cbb1 |
Marginal Revenue = Price less (Quantity x Absolute Value of Slope of Demand Curve) |

danlan |
Why MR=30-150*0.1? |

danlan |
Equation of the line is Q-30 = -0.1(P-150) Or Q=45-0.1P So PQ=45P-0.1*P*P While Revenue=PQ, MR=the derivative of PQ or 45-0.1*2*P=15. |

Shelton |
nice try by danlan, but P and Q should be swapped. |

steved333 |
Because it relates to the amount of output at the present price. |

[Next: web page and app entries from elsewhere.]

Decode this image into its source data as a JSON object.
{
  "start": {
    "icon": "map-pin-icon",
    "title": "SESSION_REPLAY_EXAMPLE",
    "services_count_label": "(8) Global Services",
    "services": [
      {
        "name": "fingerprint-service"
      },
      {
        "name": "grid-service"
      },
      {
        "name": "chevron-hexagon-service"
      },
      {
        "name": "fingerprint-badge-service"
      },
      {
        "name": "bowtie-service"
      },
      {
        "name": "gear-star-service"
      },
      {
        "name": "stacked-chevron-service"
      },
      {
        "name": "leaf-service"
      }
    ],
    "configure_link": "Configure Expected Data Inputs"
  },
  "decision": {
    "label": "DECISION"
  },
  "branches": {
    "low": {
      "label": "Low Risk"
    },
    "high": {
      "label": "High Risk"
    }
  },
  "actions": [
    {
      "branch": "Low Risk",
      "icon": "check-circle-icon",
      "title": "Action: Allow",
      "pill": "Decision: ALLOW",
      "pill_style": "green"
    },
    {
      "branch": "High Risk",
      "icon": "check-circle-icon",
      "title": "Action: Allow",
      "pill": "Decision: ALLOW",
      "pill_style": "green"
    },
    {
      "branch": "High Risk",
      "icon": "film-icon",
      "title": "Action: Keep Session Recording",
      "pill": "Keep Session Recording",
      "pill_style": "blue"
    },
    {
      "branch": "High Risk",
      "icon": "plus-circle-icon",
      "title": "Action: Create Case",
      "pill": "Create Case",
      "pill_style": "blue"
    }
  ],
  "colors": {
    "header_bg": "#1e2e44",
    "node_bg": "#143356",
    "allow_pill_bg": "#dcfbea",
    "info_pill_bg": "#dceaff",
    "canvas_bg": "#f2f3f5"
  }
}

StanleyMo |
can i think in this way, the demand curve looks like a horizontal, (competitive demand curve), so D almost equal MR, and price as well, and euqal 30, and MC is 8, we need MR=MC, so we will produce more quantities, and lowering the P. |

prajacti |
i agree with shelton. danlan, P & Q should be swapped in your eqn, remember "slope" of any line is (Y1-Y2)/(X1-X2). i think the "price elasticity of demand is 0.1", then we know that for unit decrease in price, firm sells 0.1*150 = 15 units more. MR then works out to be [(165*29)-(150*30)]/15 = 19 then as MR>MC, firm should sell more, i.e. lower prices |

robbruhr |
i looked at it this way - lower the price 8 dollars (30 to 22)gets you a Q of 220, which is greater total revenue (4840) than 150 @ 30 (4500). |

gaetmichel |
How come you substract a Quantity (Q*slope) from a $ Price? Shoudn't the slope of D curve be the elasticity ? Anyone ? |

dybacis |
gaetmichel: slope of D curve is (chg of P)/(chg of D) because P is the y axis. Elasticity is (%chg of Q)/(%chg of P) -0.1=(30-P)/(150-Q) so P=45-0.1Q, TR=45Q-0.1Q^2 and MR=45-0.2Q |